> **EXERCISE DETAILS**:
Check every line of the entries for the string "this" and return the ones that contain it.

[SOURCE INFORMATION Boundary: Start]

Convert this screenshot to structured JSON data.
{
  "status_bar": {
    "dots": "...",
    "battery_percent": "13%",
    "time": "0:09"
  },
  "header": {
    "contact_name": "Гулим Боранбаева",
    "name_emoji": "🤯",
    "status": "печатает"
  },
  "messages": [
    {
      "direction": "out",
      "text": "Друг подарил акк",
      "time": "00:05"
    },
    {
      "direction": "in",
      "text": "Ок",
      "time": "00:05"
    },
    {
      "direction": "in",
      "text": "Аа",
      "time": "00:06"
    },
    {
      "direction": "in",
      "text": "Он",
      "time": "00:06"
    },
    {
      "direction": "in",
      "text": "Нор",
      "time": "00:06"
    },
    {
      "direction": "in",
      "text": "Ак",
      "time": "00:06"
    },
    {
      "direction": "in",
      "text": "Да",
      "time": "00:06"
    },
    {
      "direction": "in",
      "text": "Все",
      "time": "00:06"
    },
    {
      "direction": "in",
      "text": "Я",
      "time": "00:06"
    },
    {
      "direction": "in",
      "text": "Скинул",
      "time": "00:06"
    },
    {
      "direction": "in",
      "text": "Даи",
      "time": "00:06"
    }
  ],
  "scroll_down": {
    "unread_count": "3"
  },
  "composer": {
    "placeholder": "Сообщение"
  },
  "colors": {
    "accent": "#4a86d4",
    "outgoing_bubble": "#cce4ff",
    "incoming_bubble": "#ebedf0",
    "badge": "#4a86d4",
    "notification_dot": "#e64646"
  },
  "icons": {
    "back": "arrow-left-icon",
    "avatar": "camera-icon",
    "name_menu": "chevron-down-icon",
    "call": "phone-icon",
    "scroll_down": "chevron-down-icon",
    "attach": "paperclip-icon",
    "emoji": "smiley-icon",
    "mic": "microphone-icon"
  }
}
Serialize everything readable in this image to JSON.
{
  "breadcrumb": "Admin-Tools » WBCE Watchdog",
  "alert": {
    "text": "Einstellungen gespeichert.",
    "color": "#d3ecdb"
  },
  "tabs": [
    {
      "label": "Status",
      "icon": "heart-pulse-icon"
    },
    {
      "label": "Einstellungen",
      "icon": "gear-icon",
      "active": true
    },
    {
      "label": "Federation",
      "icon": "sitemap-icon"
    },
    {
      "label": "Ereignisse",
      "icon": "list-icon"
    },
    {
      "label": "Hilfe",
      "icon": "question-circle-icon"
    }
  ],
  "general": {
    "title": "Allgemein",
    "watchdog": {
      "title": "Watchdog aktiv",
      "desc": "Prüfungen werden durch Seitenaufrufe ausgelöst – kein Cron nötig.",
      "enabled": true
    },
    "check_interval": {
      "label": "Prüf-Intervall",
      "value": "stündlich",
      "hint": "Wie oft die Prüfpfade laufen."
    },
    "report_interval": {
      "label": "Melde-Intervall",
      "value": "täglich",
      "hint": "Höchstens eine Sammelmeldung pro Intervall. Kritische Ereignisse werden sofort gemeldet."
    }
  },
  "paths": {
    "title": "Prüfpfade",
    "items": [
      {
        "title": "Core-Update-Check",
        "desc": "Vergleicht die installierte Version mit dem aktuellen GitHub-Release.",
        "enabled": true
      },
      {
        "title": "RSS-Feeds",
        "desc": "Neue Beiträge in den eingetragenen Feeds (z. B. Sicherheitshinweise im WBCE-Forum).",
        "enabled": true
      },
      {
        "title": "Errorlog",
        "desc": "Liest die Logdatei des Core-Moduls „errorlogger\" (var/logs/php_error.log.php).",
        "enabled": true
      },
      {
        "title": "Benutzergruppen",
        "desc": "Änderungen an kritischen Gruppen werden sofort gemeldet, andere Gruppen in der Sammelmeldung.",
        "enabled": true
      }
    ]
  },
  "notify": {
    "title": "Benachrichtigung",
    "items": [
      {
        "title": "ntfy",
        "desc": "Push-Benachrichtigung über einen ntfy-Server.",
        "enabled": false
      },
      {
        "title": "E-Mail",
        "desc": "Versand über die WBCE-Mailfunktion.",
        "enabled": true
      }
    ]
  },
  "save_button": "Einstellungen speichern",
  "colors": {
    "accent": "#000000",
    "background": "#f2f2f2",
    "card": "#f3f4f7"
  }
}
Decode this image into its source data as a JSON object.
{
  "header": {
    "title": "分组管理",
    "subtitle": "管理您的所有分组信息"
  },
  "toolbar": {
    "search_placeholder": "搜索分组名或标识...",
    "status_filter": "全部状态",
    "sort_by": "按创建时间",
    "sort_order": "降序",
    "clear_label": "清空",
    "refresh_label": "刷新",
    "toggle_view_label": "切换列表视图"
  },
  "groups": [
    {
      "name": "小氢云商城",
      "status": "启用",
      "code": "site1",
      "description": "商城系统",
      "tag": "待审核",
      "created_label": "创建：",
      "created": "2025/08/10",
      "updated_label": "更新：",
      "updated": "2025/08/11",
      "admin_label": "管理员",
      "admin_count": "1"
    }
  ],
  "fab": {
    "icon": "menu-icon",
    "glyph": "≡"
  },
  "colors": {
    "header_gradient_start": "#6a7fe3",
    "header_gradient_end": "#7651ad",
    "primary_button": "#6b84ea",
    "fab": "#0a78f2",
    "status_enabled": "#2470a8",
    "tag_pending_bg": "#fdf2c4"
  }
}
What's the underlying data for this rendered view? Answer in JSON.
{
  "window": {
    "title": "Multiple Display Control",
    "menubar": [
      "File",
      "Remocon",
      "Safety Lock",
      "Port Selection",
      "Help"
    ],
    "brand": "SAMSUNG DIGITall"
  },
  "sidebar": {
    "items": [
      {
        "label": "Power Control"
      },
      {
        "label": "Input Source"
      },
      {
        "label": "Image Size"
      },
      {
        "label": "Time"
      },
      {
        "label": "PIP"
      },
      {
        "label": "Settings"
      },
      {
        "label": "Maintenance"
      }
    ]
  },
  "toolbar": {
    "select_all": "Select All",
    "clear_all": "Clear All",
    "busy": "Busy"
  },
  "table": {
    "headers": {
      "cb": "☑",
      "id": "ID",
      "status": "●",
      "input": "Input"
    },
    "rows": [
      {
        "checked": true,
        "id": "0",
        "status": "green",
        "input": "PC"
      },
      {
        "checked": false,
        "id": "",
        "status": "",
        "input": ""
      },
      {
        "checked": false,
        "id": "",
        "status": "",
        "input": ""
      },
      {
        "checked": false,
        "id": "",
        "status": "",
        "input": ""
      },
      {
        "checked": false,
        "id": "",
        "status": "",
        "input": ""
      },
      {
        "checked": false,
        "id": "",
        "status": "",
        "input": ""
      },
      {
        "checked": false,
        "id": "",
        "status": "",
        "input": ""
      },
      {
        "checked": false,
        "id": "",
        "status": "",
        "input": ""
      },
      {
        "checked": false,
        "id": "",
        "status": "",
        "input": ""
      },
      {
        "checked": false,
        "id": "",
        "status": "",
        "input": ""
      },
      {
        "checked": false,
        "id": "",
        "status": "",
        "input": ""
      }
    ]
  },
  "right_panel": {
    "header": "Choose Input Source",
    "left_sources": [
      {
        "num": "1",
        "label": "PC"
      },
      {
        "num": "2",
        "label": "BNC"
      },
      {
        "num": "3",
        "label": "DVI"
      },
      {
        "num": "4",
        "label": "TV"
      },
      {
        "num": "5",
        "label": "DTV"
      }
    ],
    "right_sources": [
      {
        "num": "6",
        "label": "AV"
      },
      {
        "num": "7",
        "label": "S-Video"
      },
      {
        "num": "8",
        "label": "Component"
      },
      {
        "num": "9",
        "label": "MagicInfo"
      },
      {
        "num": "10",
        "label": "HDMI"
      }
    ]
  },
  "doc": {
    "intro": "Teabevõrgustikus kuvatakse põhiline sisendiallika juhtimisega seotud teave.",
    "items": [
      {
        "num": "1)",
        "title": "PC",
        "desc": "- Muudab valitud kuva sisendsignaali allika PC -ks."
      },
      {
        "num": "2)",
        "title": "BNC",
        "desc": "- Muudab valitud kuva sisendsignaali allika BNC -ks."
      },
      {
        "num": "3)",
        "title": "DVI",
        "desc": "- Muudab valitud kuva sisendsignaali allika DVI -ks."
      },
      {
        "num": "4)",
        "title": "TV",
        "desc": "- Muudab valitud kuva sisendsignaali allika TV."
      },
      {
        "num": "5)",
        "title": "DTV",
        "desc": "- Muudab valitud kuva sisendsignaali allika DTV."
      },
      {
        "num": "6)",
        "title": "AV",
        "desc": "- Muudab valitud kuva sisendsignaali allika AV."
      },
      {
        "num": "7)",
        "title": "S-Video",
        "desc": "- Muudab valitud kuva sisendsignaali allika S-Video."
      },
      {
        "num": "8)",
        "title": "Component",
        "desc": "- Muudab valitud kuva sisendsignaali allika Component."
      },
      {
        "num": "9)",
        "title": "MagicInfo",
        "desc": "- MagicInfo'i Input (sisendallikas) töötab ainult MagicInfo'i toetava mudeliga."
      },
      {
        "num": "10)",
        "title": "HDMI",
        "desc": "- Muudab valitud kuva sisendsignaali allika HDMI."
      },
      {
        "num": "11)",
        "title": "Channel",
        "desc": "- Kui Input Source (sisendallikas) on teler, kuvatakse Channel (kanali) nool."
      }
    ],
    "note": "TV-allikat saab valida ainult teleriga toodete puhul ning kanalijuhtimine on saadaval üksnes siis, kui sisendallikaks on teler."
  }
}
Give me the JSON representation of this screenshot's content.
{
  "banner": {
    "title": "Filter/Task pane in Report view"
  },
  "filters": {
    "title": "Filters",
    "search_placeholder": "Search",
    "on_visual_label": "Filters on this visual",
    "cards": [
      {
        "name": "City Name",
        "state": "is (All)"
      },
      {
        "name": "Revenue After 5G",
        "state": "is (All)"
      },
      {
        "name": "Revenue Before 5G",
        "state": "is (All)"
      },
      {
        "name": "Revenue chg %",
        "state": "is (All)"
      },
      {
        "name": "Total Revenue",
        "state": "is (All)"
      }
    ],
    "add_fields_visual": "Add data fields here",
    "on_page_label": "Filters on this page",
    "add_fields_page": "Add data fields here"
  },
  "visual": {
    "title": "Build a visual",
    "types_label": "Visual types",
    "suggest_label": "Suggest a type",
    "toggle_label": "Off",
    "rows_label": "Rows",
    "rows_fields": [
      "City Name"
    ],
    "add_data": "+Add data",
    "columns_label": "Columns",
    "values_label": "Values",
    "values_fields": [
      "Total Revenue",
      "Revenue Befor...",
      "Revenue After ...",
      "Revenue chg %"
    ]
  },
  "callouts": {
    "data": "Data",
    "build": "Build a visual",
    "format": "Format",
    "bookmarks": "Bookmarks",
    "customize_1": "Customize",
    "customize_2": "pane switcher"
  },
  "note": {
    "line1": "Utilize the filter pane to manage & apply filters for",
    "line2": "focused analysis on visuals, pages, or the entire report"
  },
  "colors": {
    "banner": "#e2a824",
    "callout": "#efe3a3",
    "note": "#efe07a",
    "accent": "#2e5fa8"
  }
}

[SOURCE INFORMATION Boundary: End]

> **RESULT BELOW**:
Convert this screenshot to structured JSON data.
Serialize everything readable in this image to JSON.
Decode this image into its source data as a JSON object.
What's the underlying data for this rendered view? Answer in JSON.
Give me the JSON representation of this screenshot's content.
    "on_visual_label": "Filters on this visual",
    "on_page_label": "Filters on this page",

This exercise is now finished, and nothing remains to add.